Data about app and page elements:
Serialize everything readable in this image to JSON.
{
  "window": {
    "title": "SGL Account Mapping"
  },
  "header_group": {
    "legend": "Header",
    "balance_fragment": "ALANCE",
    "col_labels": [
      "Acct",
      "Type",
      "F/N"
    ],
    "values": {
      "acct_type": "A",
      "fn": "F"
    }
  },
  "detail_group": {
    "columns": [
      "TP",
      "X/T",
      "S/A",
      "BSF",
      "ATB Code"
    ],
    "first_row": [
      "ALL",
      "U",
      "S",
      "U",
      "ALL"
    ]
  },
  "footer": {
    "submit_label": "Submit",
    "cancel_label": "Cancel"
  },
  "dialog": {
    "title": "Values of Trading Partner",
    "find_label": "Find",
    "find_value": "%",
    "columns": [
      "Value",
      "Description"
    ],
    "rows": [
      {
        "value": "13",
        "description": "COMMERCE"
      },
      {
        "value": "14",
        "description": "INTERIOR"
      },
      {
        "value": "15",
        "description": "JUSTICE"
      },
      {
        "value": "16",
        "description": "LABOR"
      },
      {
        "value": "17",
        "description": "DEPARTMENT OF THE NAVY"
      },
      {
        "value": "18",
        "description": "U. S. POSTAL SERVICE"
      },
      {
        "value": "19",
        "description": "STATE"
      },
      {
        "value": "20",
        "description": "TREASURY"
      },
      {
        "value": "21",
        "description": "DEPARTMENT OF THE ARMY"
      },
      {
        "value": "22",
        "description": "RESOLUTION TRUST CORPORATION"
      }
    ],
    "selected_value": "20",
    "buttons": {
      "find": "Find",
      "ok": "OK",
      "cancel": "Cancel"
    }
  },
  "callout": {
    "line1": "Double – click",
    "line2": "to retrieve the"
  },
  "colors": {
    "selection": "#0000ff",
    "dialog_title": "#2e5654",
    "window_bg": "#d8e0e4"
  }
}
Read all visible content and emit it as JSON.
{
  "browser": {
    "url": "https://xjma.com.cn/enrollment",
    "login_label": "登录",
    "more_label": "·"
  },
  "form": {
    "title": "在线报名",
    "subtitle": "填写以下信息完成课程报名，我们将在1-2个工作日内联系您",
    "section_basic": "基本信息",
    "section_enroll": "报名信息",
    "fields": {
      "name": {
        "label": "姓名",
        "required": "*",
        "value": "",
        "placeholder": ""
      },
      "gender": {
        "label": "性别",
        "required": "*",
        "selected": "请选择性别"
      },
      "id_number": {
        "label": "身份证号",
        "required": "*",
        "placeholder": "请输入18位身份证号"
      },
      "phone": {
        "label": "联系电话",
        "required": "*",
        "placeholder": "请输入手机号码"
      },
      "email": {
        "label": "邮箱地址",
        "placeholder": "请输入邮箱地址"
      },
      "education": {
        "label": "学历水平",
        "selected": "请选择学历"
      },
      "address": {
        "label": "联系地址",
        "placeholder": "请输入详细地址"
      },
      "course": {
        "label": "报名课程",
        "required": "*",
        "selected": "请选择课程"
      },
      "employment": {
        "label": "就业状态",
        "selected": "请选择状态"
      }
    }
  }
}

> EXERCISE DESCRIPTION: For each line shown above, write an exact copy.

> OUTPUT BELOW:
Serialize everything readable in this image to JSON.
{
  "window": {
    "title": "SGL Account Mapping"
  },
  "header_group": {
    "legend": "Header",
    "balance_fragment": "ALANCE",
    "col_labels": [
      "Acct",
      "Type",
      "F/N"
    ],
    "values": {
      "acct_type": "A",
      "fn": "F"
    }
  },
  "detail_group": {
    "columns": [
      "TP",
      "X/T",
      "S/A",
      "BSF",
      "ATB Code"
    ],
    "first_row": [
      "ALL",
      "U",
      "S",
      "U",
      "ALL"
    ]
  },
  "footer": {
    "submit_label": "Submit",
    "cancel_label": "Cancel"
  },
  "dialog": {
    "title": "Values of Trading Partner",
    "find_label": "Find",
    "find_value": "%",
    "columns": [
      "Value",
      "Description"
    ],
    "rows": [
      {
        "value": "13",
        "description": "COMMERCE"
      },
      {
        "value": "14",
        "description": "INTERIOR"
      },
      {
        "value": "15",
        "description": "JUSTICE"
      },
      {
        "value": "16",
        "description": "LABOR"
      },
      {
        "value": "17",
        "description": "DEPARTMENT OF THE NAVY"
      },
      {
        "value": "18",
        "description": "U. S. POSTAL SERVICE"
      },
      {
        "value": "19",
        "description": "STATE"
      },
      {
        "value": "20",
        "description": "TREASURY"
      },
      {
        "value": "21",
        "description": "DEPARTMENT OF THE ARMY"
      },
      {
        "value": "22",
        "description": "RESOLUTION TRUST CORPORATION"
      }
    ],
    "selected_value": "20",
    "buttons": {
      "find": "Find",
      "ok": "OK",
      "cancel": "Cancel"
    }
  },
  "callout": {
    "line1": "Double – click",
    "line2": "to retrieve the"
  },
  "colors": {
    "selection": "#0000ff",
    "dialog_title": "#2e5654",
    "window_bg": "#d8e0e4"
  }
}
Read all visible content and emit it as JSON.
{
  "browser": {
    "url": "https://xjma.com.cn/enrollment",
    "login_label": "登录",
    "more_label": "·"
  },
  "form": {
    "title": "在线报名",
    "subtitle": "填写以下信息完成课程报名，我们将在1-2个工作日内联系您",
    "section_basic": "基本信息",
    "section_enroll": "报名信息",
    "fields": {
      "name": {
        "label": "姓名",
        "required": "*",
        "value": "",
        "placeholder": ""
      },
      "gender": {
        "label": "性别",
        "required": "*",
        "selected": "请选择性别"
      },
      "id_number": {
        "label": "身份证号",
        "required": "*",
        "placeholder": "请输入18位身份证号"
      },
      "phone": {
        "label": "联系电话",
        "required": "*",
        "placeholder": "请输入手机号码"
      },
      "email": {
        "label": "邮箱地址",
        "placeholder": "请输入邮箱地址"
      },
      "education": {
        "label": "学历水平",
        "selected": "请选择学历"
      },
      "address": {
        "label": "联系地址",
        "placeholder": "请输入详细地址"
      },
      "course": {
        "label": "报名课程",
        "required": "*",
        "selected": "请选择课程"
      },
      "employment": {
        "label": "就业状态",
        "selected": "请选择状态"
      }
    }
  }
}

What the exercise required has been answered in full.